(Excerpts from an interface dataset)
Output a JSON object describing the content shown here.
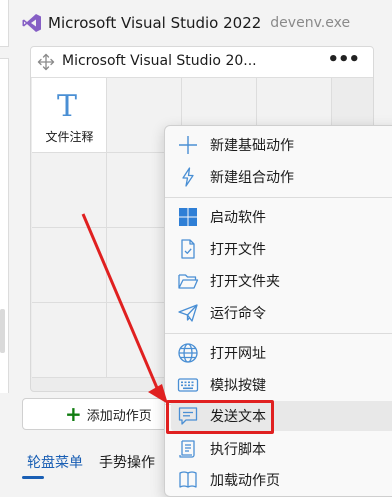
{
  "window": {
    "title": "Microsoft Visual Studio 2022",
    "process": "devenv.exe"
  },
  "card": {
    "title": "Microsoft Visual Studio 20...",
    "more": "•••",
    "cell": {
      "icon_glyph": "T",
      "label": "文件注释"
    }
  },
  "add_page": {
    "plus": "+",
    "label": "添加动作页"
  },
  "tabs": {
    "active": "轮盘菜单",
    "inactive": "手势操作"
  },
  "context_menu": {
    "items": [
      {
        "label": "新建基础动作",
        "icon": "plus-icon"
      },
      {
        "label": "新建组合动作",
        "icon": "lightning-icon"
      },
      {
        "label": "启动软件",
        "icon": "windows-logo-icon"
      },
      {
        "label": "打开文件",
        "icon": "document-check-icon"
      },
      {
        "label": "打开文件夹",
        "icon": "folder-icon"
      },
      {
        "label": "运行命令",
        "icon": "send-icon"
      },
      {
        "label": "打开网址",
        "icon": "globe-icon"
      },
      {
        "label": "模拟按键",
        "icon": "keyboard-icon"
      },
      {
        "label": "发送文本",
        "icon": "chat-bubble-icon"
      },
      {
        "label": "执行脚本",
        "icon": "script-icon"
      },
      {
        "label": "加载动作页",
        "icon": "book-icon"
      }
    ]
  },
  "colors": {
    "accent": "#1a5fb4",
    "icon_blue": "#4a8fd4",
    "highlight_red": "#e02020",
    "add_green": "#107c10"
  }
}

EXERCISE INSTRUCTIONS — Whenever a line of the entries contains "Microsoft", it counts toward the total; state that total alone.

REPLY TO THE TASK — 2